The article expresses bias in several other more subtle ways. For example, it repeats spurious claims made by some of the DoE reviewers that top-of-the-line instruments have not been used to measure cold fusion effects. The best instruments on earth have been used to measure excess heat, helium, tritium and transmutations, especially in the US, Italy and Japan. 7-9 Top-of-the-line instruments have rarely been available in the United States mainly because there is so much opposition to the research. Skeptics complain that instruments are inadequate, but they themselves are to blame for this.
Finally, it should be noted that the photograph caption says, “cold fusion allegedly occurs in a jar of heavy water with electrodes.” After 16 years, the Scientific American still cannot distinguish between a “jar” and a laboratory grade Dewar test tube.
The Scientific American has a long history of making ignorant, unscientific statements about cold fusion. The editor told us 10 he has not read the literature on cold fusion, and he does not intend to do so. He said: “We don’t claim to be authorities on physics or any other discipline (for all that there is quite a lot of real expertise built into our staff). For that reason, the scientific points of view we choose to publish are ones that have already been vetted in the technical, peer-reviewed literature and that generally seem to represent a consensus within the scientific community.” He ignored the fact that there are peer-reviewed papers about cold fusion. In any case, his statement is factually wrong: the Scientific American often reports on differences of opinion within science where there is no consensus, and even when there is a consensus, it often reports the minority point of view.
1. Choi, C., News Scan: Back to Square One, in Scientific American. 2005. p. 21.

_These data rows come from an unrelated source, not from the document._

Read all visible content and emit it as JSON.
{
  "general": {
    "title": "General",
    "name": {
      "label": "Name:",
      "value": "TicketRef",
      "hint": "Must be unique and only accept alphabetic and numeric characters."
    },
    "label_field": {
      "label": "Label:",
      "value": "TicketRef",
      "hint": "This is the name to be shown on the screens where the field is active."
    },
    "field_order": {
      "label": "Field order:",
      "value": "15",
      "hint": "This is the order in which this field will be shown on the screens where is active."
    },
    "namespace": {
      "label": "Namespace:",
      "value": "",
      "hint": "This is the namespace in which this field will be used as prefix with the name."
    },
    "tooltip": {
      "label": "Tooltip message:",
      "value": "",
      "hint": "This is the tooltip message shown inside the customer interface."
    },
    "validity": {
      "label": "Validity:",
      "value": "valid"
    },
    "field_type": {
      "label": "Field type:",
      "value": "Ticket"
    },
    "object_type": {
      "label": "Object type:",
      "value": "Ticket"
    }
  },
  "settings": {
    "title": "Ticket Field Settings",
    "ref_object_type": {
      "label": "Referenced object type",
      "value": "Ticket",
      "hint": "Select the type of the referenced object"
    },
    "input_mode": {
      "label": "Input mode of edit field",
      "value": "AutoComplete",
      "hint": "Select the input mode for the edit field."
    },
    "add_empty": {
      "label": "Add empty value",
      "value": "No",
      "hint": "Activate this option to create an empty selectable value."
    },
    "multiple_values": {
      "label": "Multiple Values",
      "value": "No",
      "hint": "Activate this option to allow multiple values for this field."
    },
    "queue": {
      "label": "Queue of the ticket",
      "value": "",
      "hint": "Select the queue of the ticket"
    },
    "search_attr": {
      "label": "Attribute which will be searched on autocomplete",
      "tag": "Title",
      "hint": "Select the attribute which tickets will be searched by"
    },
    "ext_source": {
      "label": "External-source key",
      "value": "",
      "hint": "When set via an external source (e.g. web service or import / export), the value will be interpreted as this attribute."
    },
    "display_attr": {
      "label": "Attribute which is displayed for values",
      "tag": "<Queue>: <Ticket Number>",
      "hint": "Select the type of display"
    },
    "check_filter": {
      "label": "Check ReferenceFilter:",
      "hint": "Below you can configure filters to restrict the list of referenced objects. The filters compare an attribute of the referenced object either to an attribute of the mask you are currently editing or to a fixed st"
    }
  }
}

2. Hagelstein, P.L., et al., New Physical Effects in Metal Deuterides. 2004, Massachusetts Institute of Technology: Cambridge, MA. http://lenr-canr.org/acrobat/Hagelsteinnewphysica
3. Storms, E., Review of experimental observations about the cold fusion effect. Fusion Technol., 1991. 20: p. 433.
4. Clarke, B.W., et al., Search for 3He and 4He in Arata-Style Palladium Cathodes II: Evidence for Tritium Production. Fusion Sci. & Technol., 2001. 40: p. 152.
5. McKubre, M.C.H., et al., Development of Advanced Concepts for Nuclear Processes in Deuterated Metals. 1994.
6. Bockris, J., G.H. Lin, and N.J.C. Packham, A review of the investigations of the Fleischmann-Pons phenomena. Fusion Technol., 1990. 18: p. 11.
7. Storms, E., Calorimetry 101 for Cold Fusion; Methods, Problems and Errors. 2004, LENR-CANR.org. http://lenr-canr.org/acrobat/StormsEcalorimetr
8. De Ninno, A., et al., Experimental Evidence of 4He Production in a Cold Fusion Experiment. 2002, ENEA – Unita Tecnico Scientfica Fusione Centro Ricerche Frascati, Roma. http://lenr-canr.org/acrobat/DeNinnoAexperiment.pdf
9. Iwamura, Y., M. Sakano, and T. Itoh, Elemental Analysis of Pd Complexes: Effects of D2 Gas Permeation.Jpn. J. Appl. Phys. A, 2002. 41: p. 4642. http://lenr-canr.org/acrobat/IwamuraYelementalaa